• [Problem statement]: Compute how many lines in the entries below include the string "this". Only the number is wanted.

• [Information]:

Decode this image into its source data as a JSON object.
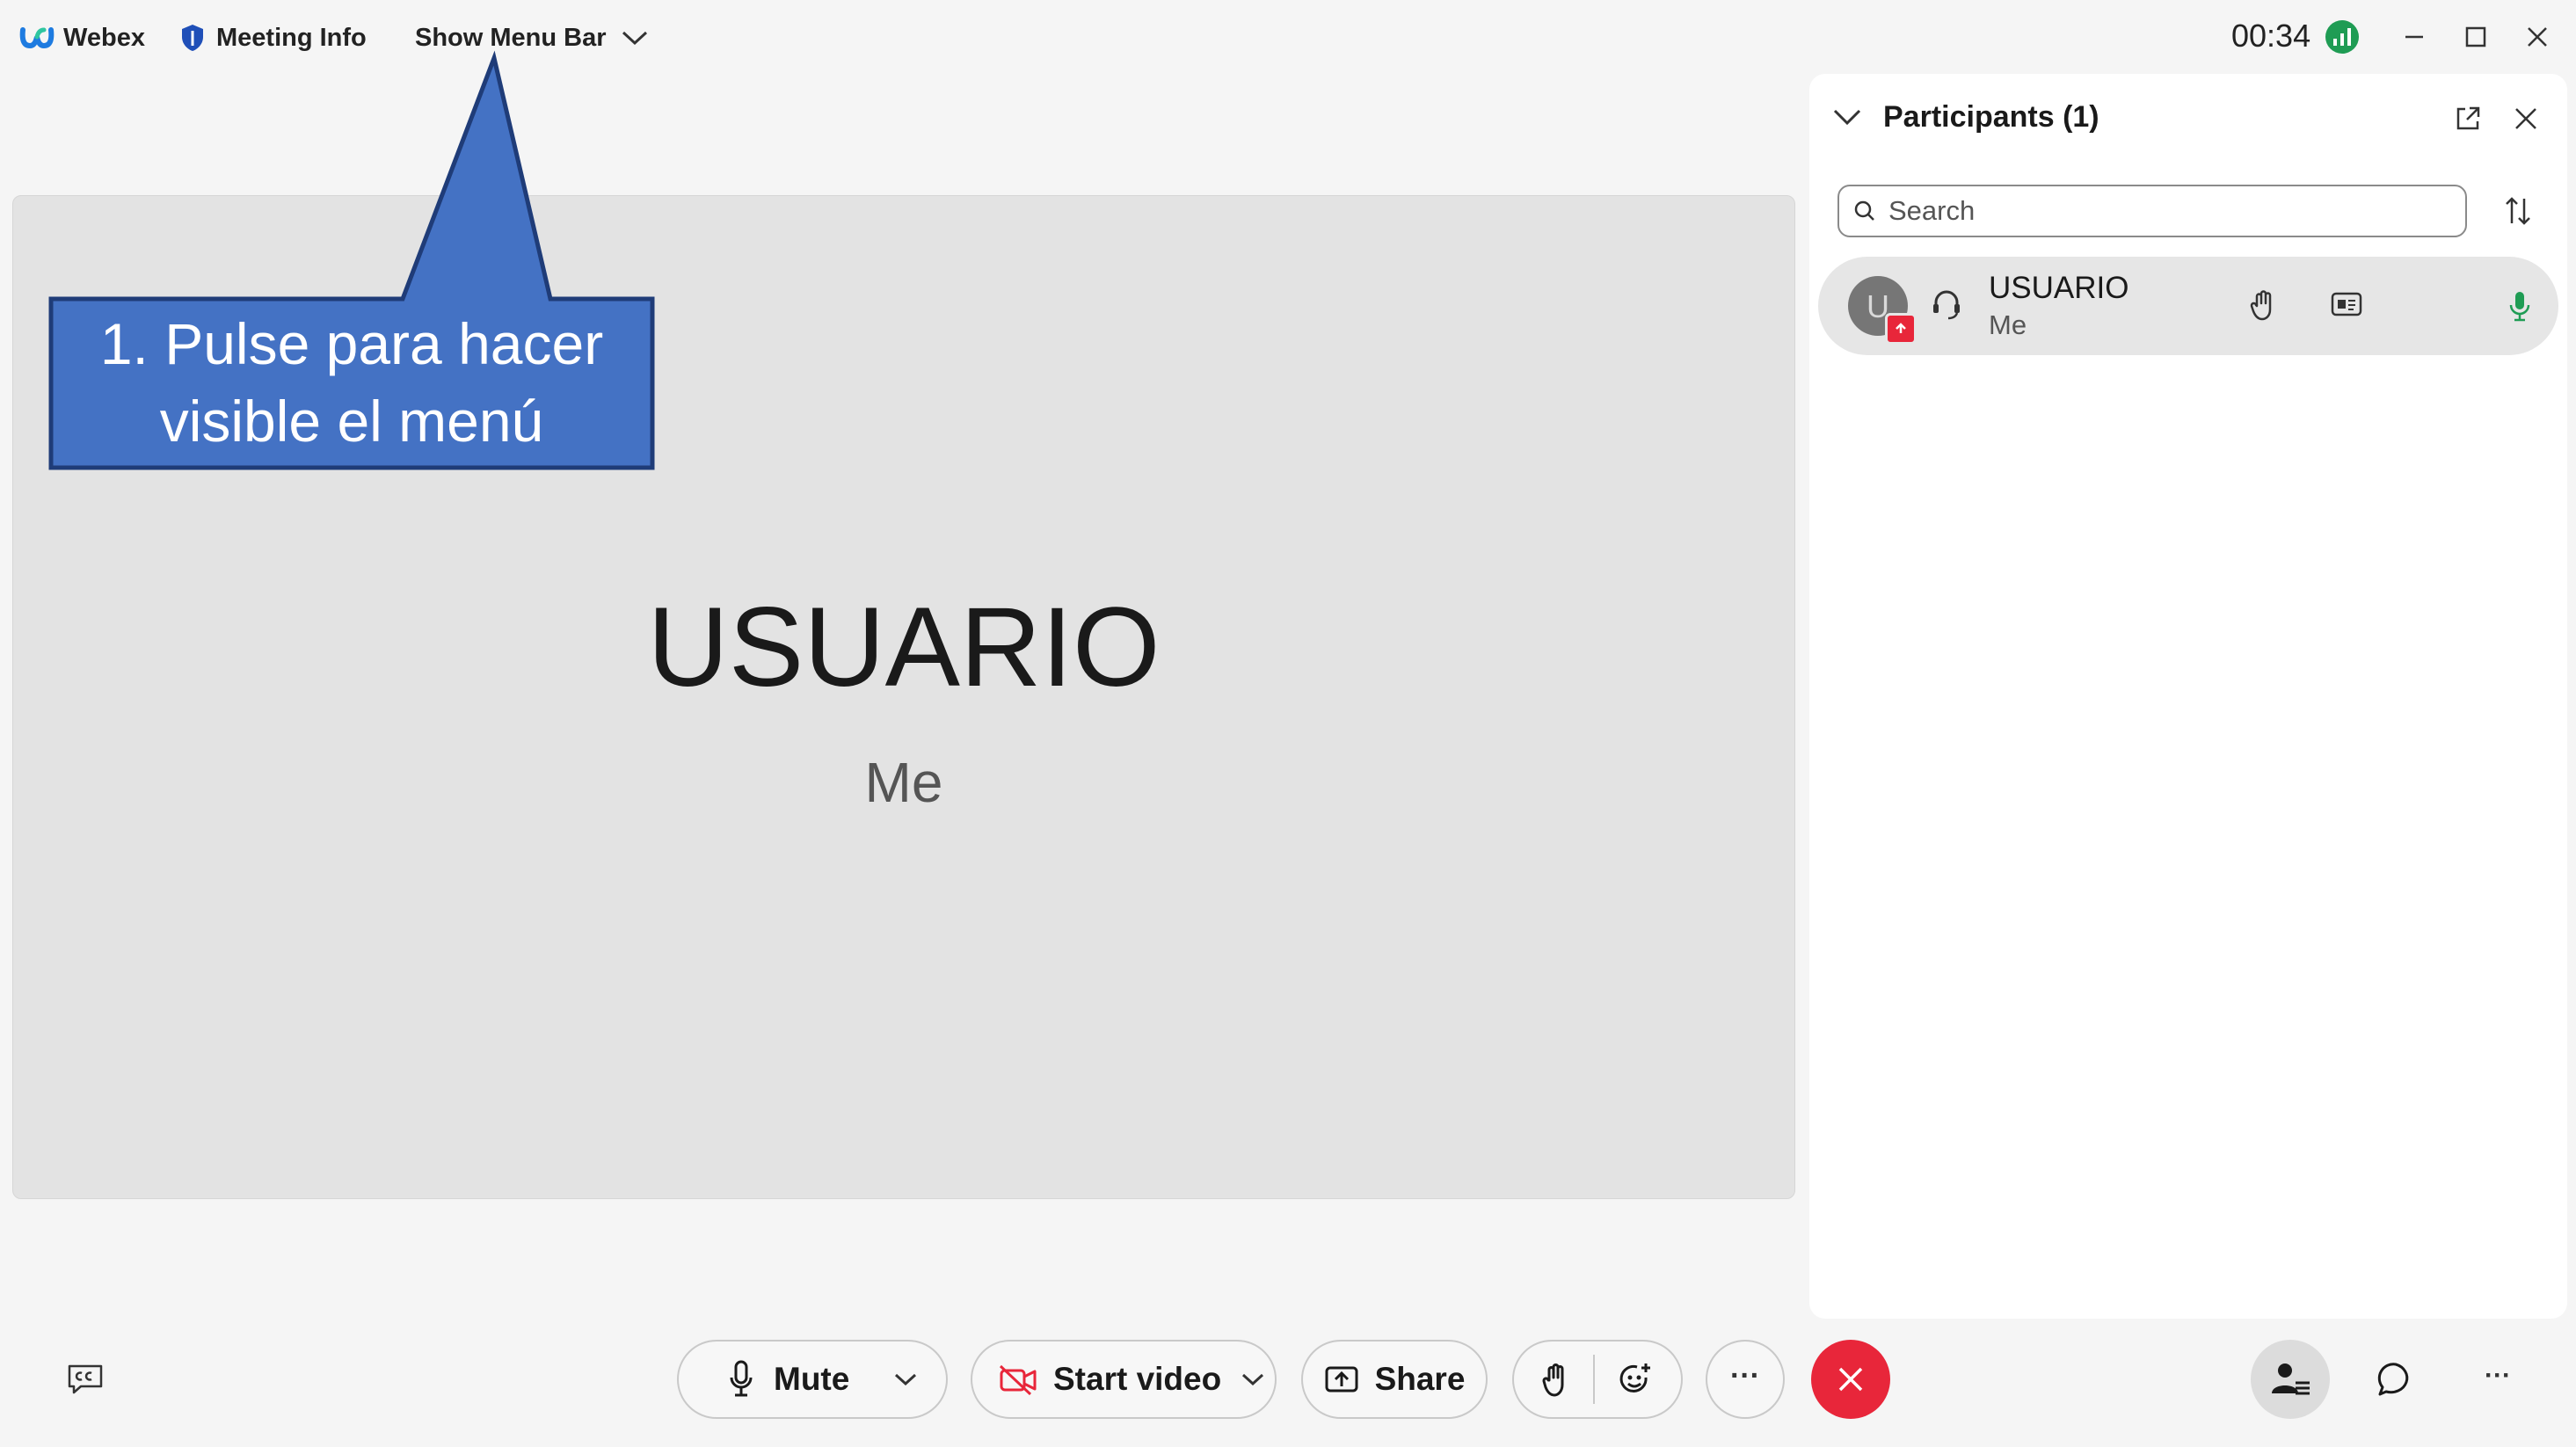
{
  "titlebar": {
    "app_name": "Webex",
    "meeting_info": "Meeting Info",
    "show_menu_bar": "Show Menu Bar",
    "timer": "00:34"
  },
  "callout": {
    "line1": "1. Pulse para hacer",
    "line2": "visible el menú",
    "color": "#4472c4"
  },
  "stage": {
    "name": "USUARIO",
    "subtitle": "Me"
  },
  "participants_panel": {
    "title": "Participants (1)",
    "search_placeholder": "Search",
    "participants": [
      {
        "name": "USUARIO",
        "subtitle": "Me",
        "avatar_initial": "U"
      }
    ]
  },
  "controls": {
    "mute_label": "Mute",
    "start_video_label": "Start video",
    "share_label": "Share",
    "more_label": "···",
    "end_color": "#e8263a"
  },
  "icons": [
    "webex-logo-icon",
    "shield-icon",
    "chevron-down-icon",
    "signal-icon",
    "minimize-icon",
    "maximize-icon",
    "close-icon",
    "popout-icon",
    "search-icon",
    "sort-icon",
    "headset-icon",
    "raise-hand-icon",
    "caption-card-icon",
    "microphone-icon",
    "captions-icon",
    "video-off-icon",
    "share-icon",
    "reaction-icon",
    "end-call-icon",
    "participants-icon",
    "chat-icon"
  ]
}
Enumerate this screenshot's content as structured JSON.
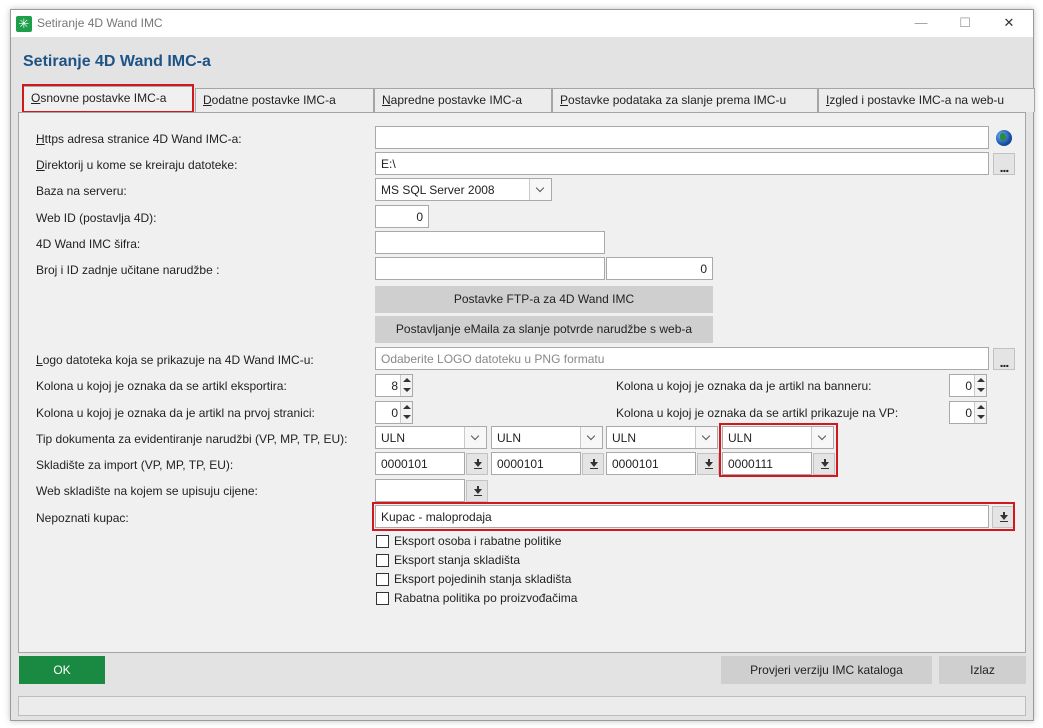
{
  "window": {
    "title": "Setiranje 4D Wand IMC",
    "controls": {
      "minimize": "—",
      "maximize": "☐",
      "close": "✕"
    }
  },
  "header": {
    "title": "Setiranje 4D Wand IMC-a"
  },
  "tabs": [
    {
      "accel": "O",
      "rest": "snovne postavke IMC-a",
      "active": true
    },
    {
      "accel": "D",
      "rest": "odatne postavke IMC-a",
      "active": false
    },
    {
      "accel": "N",
      "rest": "apredne postavke IMC-a",
      "active": false
    },
    {
      "accel": "P",
      "rest": "ostavke podataka za slanje prema IMC-u",
      "active": false
    },
    {
      "accel": "I",
      "rest": "zgled i postavke IMC-a na web-u",
      "active": false
    }
  ],
  "form": {
    "https_label_accel": "H",
    "https_label_rest": "ttps adresa stranice 4D Wand IMC-a:",
    "https_value": "",
    "dir_label_accel": "D",
    "dir_label_rest": "irektorij u kome se kreiraju datoteke:",
    "dir_value": "E:\\",
    "baza_label": "Baza na serveru:",
    "baza_value": "MS SQL Server 2008",
    "webid_label": "Web ID (postavlja 4D):",
    "webid_value": "0",
    "sifra_label": "4D Wand IMC šifra:",
    "sifra_value": "",
    "broj_label": "Broj i ID zadnje učitane narudžbe :",
    "broj_value": "",
    "id_value": "0",
    "ftp_button": "Postavke FTP-a za 4D Wand IMC",
    "email_button": "Postavljanje eMaila za slanje potvrde narudžbe s web-a",
    "logo_label_accel": "L",
    "logo_label_rest": "ogo datoteka koja se prikazuje na 4D Wand IMC-u:",
    "logo_placeholder": "Odaberite LOGO datoteku u PNG formatu",
    "kolona_eksport_label": "Kolona u kojoj je oznaka da se artikl eksportira:",
    "kolona_eksport_value": "8",
    "kolona_prva_label": "Kolona u kojoj je oznaka da je artikl na prvoj stranici:",
    "kolona_prva_value": "0",
    "kolona_banner_label": "Kolona u kojoj je oznaka da je artikl na banneru:",
    "kolona_banner_value": "0",
    "kolona_vp_label": "Kolona u kojoj je oznaka da se artikl prikazuje na VP:",
    "kolona_vp_value": "0",
    "tip_label": "Tip dokumenta za evidentiranje narudžbi (VP, MP, TP, EU):",
    "tip_values": [
      "ULN",
      "ULN",
      "ULN",
      "ULN"
    ],
    "skladiste_label": "Skladište za import (VP, MP, TP, EU):",
    "skladiste_values": [
      "0000101",
      "0000101",
      "0000101",
      "0000111"
    ],
    "web_skladiste_label": "Web skladište na kojem se upisuju cijene:",
    "web_skladiste_value": "",
    "kupac_label": "Nepoznati kupac:",
    "kupac_value": "Kupac - maloprodaja",
    "checkboxes": [
      {
        "label": "Eksport osoba i rabatne politike",
        "checked": false
      },
      {
        "label": "Eksport stanja skladišta",
        "checked": false
      },
      {
        "label": "Eksport pojedinih stanja skladišta",
        "checked": false
      },
      {
        "label": "Rabatna politika po proizvođačima",
        "checked": false
      }
    ]
  },
  "footer": {
    "ok": "OK",
    "check_version": "Provjeri verziju IMC kataloga",
    "exit": "Izlaz"
  },
  "colors": {
    "accent_title": "#1d5386",
    "ok_green": "#1a8a43",
    "highlight_red": "#d0181e",
    "app_icon_green": "#1e9e4a"
  },
  "icons": [
    "app-icon",
    "globe-icon",
    "browse-dots-icon",
    "dropdown-arrow-icon",
    "download-arrow-icon",
    "spin-up-icon",
    "spin-down-icon"
  ]
}
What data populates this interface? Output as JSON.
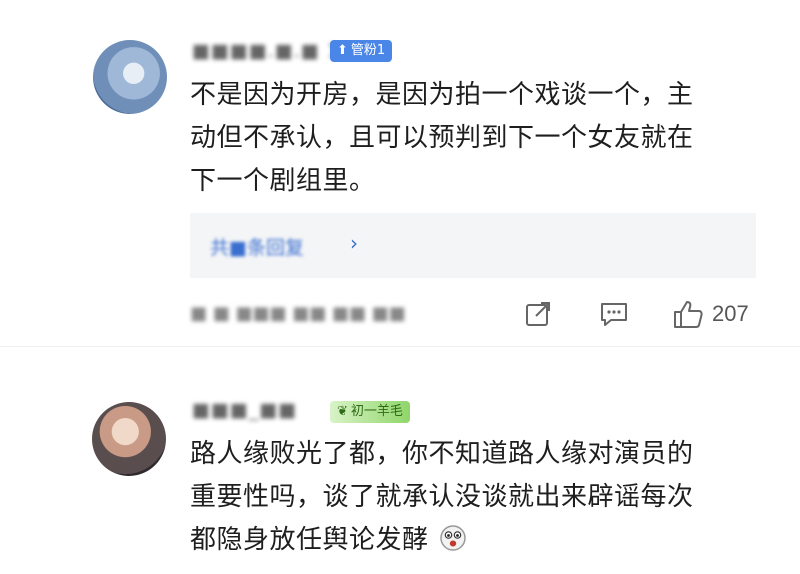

• [Exercise output]: 3